##### DATASET ENTRIES

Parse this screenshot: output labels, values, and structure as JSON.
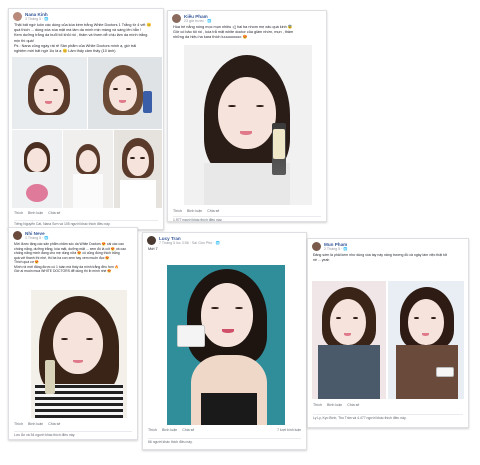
{
  "posts": [
    {
      "author": "Nana Kinh",
      "time": "3 Tháng 5 · 🌐",
      "text_lines": [
        "Thật bất ngờ luôn các dùng của kóa kém trắng White Doctors 1 Trắng từ 4 vết 😊",
        "quá thích ... dùng xóa xóa mặt mà làm da mình mịn màng và sáng lên hẳn !",
        "Kem dưỡng trắng da buổi tối khỏi rồi , thấm và thơm dễ chịu làm da mình trắng",
        "mịn thì quá!",
        "Ps : Nana cũng ngày rát rẻ Sản phẩm của White Doctors mình ạ, giờ trải",
        "nghiệm mới bất ngờ 1lọ là ạ 😊 Lâm thấy cảm thấy (10 ảnh)"
      ],
      "actions": [
        "Thích",
        "Bình luận",
        "Chia sẻ"
      ],
      "likes": "Tiếng Nguyễn Cát, Nana Sơn và 105 người khác thích điều này."
    },
    {
      "author": "Kiều Pham",
      "time": "23 giờ trước · 🌐",
      "text_lines": [
        "Hùa hè nắng nóng mọc mụn nhiều :(( hai ba nhom mẹ xấu quá kinh 😨",
        "Giờ có bảo tôi rồi , kóa trắ mặt white doctor của giảm nhờn, mụn , thâm",
        "những da hiệu ha kara thích luuuoooooo 😍"
      ],
      "actions": [
        "Thích",
        "Bình luận",
        "Chia sẻ"
      ],
      "likes": "1.977 người khác thích điều này."
    },
    {
      "author": "Nhi Neve",
      "time": "1 Tháng 5 · 🌐",
      "text_lines": [
        "Mới được tặng các sản phẩm chăm sóc da White Doctors 😍 cái các cao",
        "chống nắng, dưỡng trắng, kóa mặt, dưỡng mặt ... xem đó là cốt 😍 và cao",
        "chống nắng mình đang cho mẹ dùng nữa 😍 cô cũng đóng thích trắng",
        "quá với thanh thì nhé, thì ba ha con xem hay xem muốn đọc 😍",
        "Thích quá cơ 😍",
        "Mình rồi mới đăng được có 1 tuần mà thấy da mình trắng đều hơn 🔥",
        "Giờ ai muốn mua WHITE DOCTORS để dùng thì ib mình nhé 😍"
      ],
      "actions": [
        "Thích",
        "Bình luận",
        "Chia sẻ"
      ],
      "likes": "Lưu Ân và 54 người khác thích điều này."
    },
    {
      "author": "Lucy Tran",
      "time": "7 Tháng 5 lúc 3:56 · Sài Gòn Phú · 🌐",
      "text_lines": [
        "Mới 7"
      ],
      "actions": [
        "Thích",
        "Bình luận",
        "Chia sẻ"
      ],
      "comments": "7 lượt bình luận",
      "likes": "66 người khác thích điều này."
    },
    {
      "author": "Mun Pham",
      "time": "2 Tháng 5 · 🌐",
      "text_lines": [
        "Đảng sớm là phải kem như dùng xóa tay này nâng trương đồ cả ngày làm việc thật tốt",
        "nè ... yeah"
      ],
      "actions": [
        "Thích",
        "Bình luận",
        "Chia sẻ"
      ],
      "likes": "Ly Ly, Kyo Bình, Thu Trần và 4.477 người khác thích điều này."
    }
  ],
  "colors": {
    "link": "#365899",
    "muted": "#90949c",
    "border": "#dddfe2"
  }
}
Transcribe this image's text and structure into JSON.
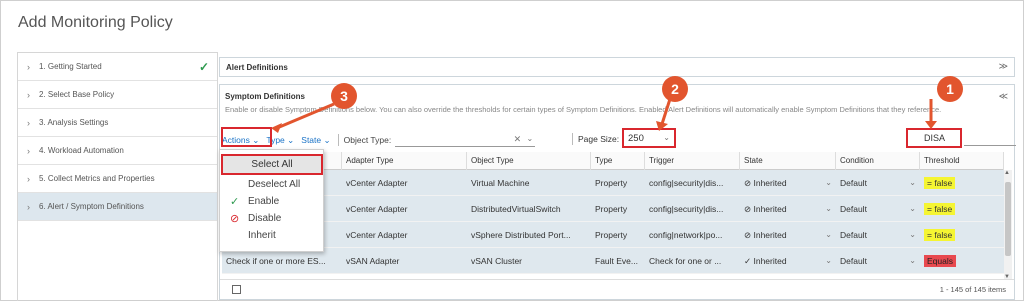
{
  "title": "Add Monitoring Policy",
  "steps": [
    {
      "label": "1. Getting Started"
    },
    {
      "label": "2. Select Base Policy"
    },
    {
      "label": "3. Analysis Settings"
    },
    {
      "label": "4. Workload Automation"
    },
    {
      "label": "5. Collect Metrics and Properties"
    },
    {
      "label": "6. Alert / Symptom Definitions"
    }
  ],
  "alert_definitions": {
    "title": "Alert Definitions"
  },
  "symptoms": {
    "title": "Symptom Definitions",
    "description": "Enable or disable Symptom Definitions below. You can also override the thresholds for certain types of Symptom Definitions. Enabled Alert Definitions will automatically enable Symptom Definitions that they reference."
  },
  "toolbar": {
    "actions": "Actions",
    "type": "Type",
    "state": "State",
    "object_type_label": "Object Type:",
    "page_size_label": "Page Size:",
    "page_size_value": "250",
    "search_value": "DISA"
  },
  "table": {
    "headers": [
      "",
      "Adapter Type",
      "Object Type",
      "Type",
      "Trigger",
      "State",
      "Condition",
      "Threshold"
    ],
    "rows": [
      {
        "name": "",
        "adapter": "vCenter Adapter",
        "object": "Virtual Machine",
        "type": "Property",
        "trigger": "config|security|dis...",
        "state": "Inherited",
        "condition": "Default",
        "threshold": "= false",
        "threshold_color": "#f5f532"
      },
      {
        "name": "",
        "adapter": "vCenter Adapter",
        "object": "DistributedVirtualSwitch",
        "type": "Property",
        "trigger": "config|security|dis...",
        "state": "Inherited",
        "condition": "Default",
        "threshold": "= false",
        "threshold_color": "#f5f532"
      },
      {
        "name": "",
        "adapter": "vCenter Adapter",
        "object": "vSphere Distributed Port...",
        "type": "Property",
        "trigger": "config|network|po...",
        "state": "Inherited",
        "condition": "Default",
        "threshold": "= false",
        "threshold_color": "#f5f532"
      },
      {
        "name": "Check if one or more ES...",
        "adapter": "vSAN Adapter",
        "object": "vSAN Cluster",
        "type": "Fault Eve...",
        "trigger": "Check for one or ...",
        "state": "Inherited",
        "condition": "Default",
        "threshold": "Equals",
        "threshold_color": "#e8494f"
      }
    ],
    "footer": "1 - 145 of 145 items"
  },
  "actions_menu": {
    "items": [
      "Select All",
      "Deselect All",
      "Enable",
      "Disable",
      "Inherit"
    ]
  },
  "callouts": [
    "1",
    "2",
    "3"
  ],
  "colors": {
    "callout": "#e2552e",
    "highlight_border": "#d9272e",
    "link": "#1a73c7",
    "row_bg": "#dfe8ee"
  }
}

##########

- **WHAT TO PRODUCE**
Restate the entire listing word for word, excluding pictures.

- **SOLUTION TO THIS EXERCISE**
Parse this screenshot: output labels, values, and structure as JSON.
{
  "posts": [
    {
      "author": "Nana Kinh",
      "time": "3 Tháng 5 · 🌐",
      "text_lines": [
        "Thật bất ngờ luôn các dùng của kóa kém trắng White Doctors 1 Trắng từ 4 vết 😊",
        "quá thích ... dùng xóa xóa mặt mà làm da mình mịn màng và sáng lên hẳn !",
        "Kem dưỡng trắng da buổi tối khỏi rồi , thấm và thơm dễ chịu làm da mình trắng",
        "mịn thì quá!",
        "Ps : Nana cũng ngày rát rẻ Sản phẩm của White Doctors mình ạ, giờ trải",
        "nghiệm mới bất ngờ 1lọ là ạ 😊 Lâm thấy cảm thấy (10 ảnh)"
      ],
      "actions": [
        "Thích",
        "Bình luận",
        "Chia sẻ"
      ],
      "likes": "Tiếng Nguyễn Cát, Nana Sơn và 105 người khác thích điều này."
    },
    {
      "author": "Kiều Pham",
      "time": "23 giờ trước · 🌐",
      "text_lines": [
        "Hùa hè nắng nóng mọc mụn nhiều :(( hai ba nhom mẹ xấu quá kinh 😨",
        "Giờ có bảo tôi rồi , kóa trắ mặt white doctor của giảm nhờn, mụn , thâm",
        "những da hiệu ha kara thích luuuoooooo 😍"
      ],
      "actions": [
        "Thích",
        "Bình luận",
        "Chia sẻ"
      ],
      "likes": "1.977 người khác thích điều này."
    },
    {
      "author": "Nhi Neve",
      "time": "1 Tháng 5 · 🌐",
      "text_lines": [
        "Mới được tặng các sản phẩm chăm sóc da White Doctors 😍 cái các cao",
        "chống nắng, dưỡng trắng, kóa mặt, dưỡng mặt ... xem đó là cốt 😍 và cao",
        "chống nắng mình đang cho mẹ dùng nữa 😍 cô cũng đóng thích trắng",
        "quá với thanh thì nhé, thì ba ha con xem hay xem muốn đọc 😍",
        "Thích quá cơ 😍",
        "Mình rồi mới đăng được có 1 tuần mà thấy da mình trắng đều hơn 🔥",
        "Giờ ai muốn mua WHITE DOCTORS để dùng thì ib mình nhé 😍"
      ],
      "actions": [
        "Thích",
        "Bình luận",
        "Chia sẻ"
      ],
      "likes": "Lưu Ân và 54 người khác thích điều này."
    },
    {
      "author": "Lucy Tran",
      "time": "7 Tháng 5 lúc 3:56 · Sài Gòn Phú · 🌐",
      "text_lines": [
        "Mới 7"
      ],
      "actions": [
        "Thích",
        "Bình luận",
        "Chia sẻ"
      ],
      "comments": "7 lượt bình luận",
      "likes": "66 người khác thích điều này."
    },
    {
      "author": "Mun Pham",
      "time": "2 Tháng 5 · 🌐",
      "text_lines": [
        "Đảng sớm là phải kem như dùng xóa tay này nâng trương đồ cả ngày làm việc thật tốt",
        "nè ... yeah"
      ],
      "actions": [
        "Thích",
        "Bình luận",
        "Chia sẻ"
      ],
      "likes": "Ly Ly, Kyo Bình, Thu Trần và 4.477 người khác thích điều này."
    }
  ],
  "colors": {
    "link": "#365899",
    "muted": "#90949c",
    "border": "#dddfe2"
  }
}
Transcribe this image's text and structure into JSON.
{
  "title": "Add Monitoring Policy",
  "steps": [
    {
      "label": "1. Getting Started"
    },
    {
      "label": "2. Select Base Policy"
    },
    {
      "label": "3. Analysis Settings"
    },
    {
      "label": "4. Workload Automation"
    },
    {
      "label": "5. Collect Metrics and Properties"
    },
    {
      "label": "6. Alert / Symptom Definitions"
    }
  ],
  "alert_definitions": {
    "title": "Alert Definitions"
  },
  "symptoms": {
    "title": "Symptom Definitions",
    "description": "Enable or disable Symptom Definitions below. You can also override the thresholds for certain types of Symptom Definitions. Enabled Alert Definitions will automatically enable Symptom Definitions that they reference."
  },
  "toolbar": {
    "actions": "Actions",
    "type": "Type",
    "state": "State",
    "object_type_label": "Object Type:",
    "page_size_label": "Page Size:",
    "page_size_value": "250",
    "search_value": "DISA"
  },
  "table": {
    "headers": [
      "",
      "Adapter Type",
      "Object Type",
      "Type",
      "Trigger",
      "State",
      "Condition",
      "Threshold"
    ],
    "rows": [
      {
        "name": "",
        "adapter": "vCenter Adapter",
        "object": "Virtual Machine",
        "type": "Property",
        "trigger": "config|security|dis...",
        "state": "Inherited",
        "condition": "Default",
        "threshold": "= false",
        "threshold_color": "#f5f532"
      },
      {
        "name": "",
        "adapter": "vCenter Adapter",
        "object": "DistributedVirtualSwitch",
        "type": "Property",
        "trigger": "config|security|dis...",
        "state": "Inherited",
        "condition": "Default",
        "threshold": "= false",
        "threshold_color": "#f5f532"
      },
      {
        "name": "",
        "adapter": "vCenter Adapter",
        "object": "vSphere Distributed Port...",
        "type": "Property",
        "trigger": "config|network|po...",
        "state": "Inherited",
        "condition": "Default",
        "threshold": "= false",
        "threshold_color": "#f5f532"
      },
      {
        "name": "Check if one or more ES...",
        "adapter": "vSAN Adapter",
        "object": "vSAN Cluster",
        "type": "Fault Eve...",
        "trigger": "Check for one or ...",
        "state": "Inherited",
        "condition": "Default",
        "threshold": "Equals",
        "threshold_color": "#e8494f"
      }
    ],
    "footer": "1 - 145 of 145 items"
  },
  "actions_menu": {
    "items": [
      "Select All",
      "Deselect All",
      "Enable",
      "Disable",
      "Inherit"
    ]
  },
  "callouts": [
    "1",
    "2",
    "3"
  ],
  "colors": {
    "callout": "#e2552e",
    "highlight_border": "#d9272e",
    "link": "#1a73c7",
    "row_bg": "#dfe8ee"
  }
}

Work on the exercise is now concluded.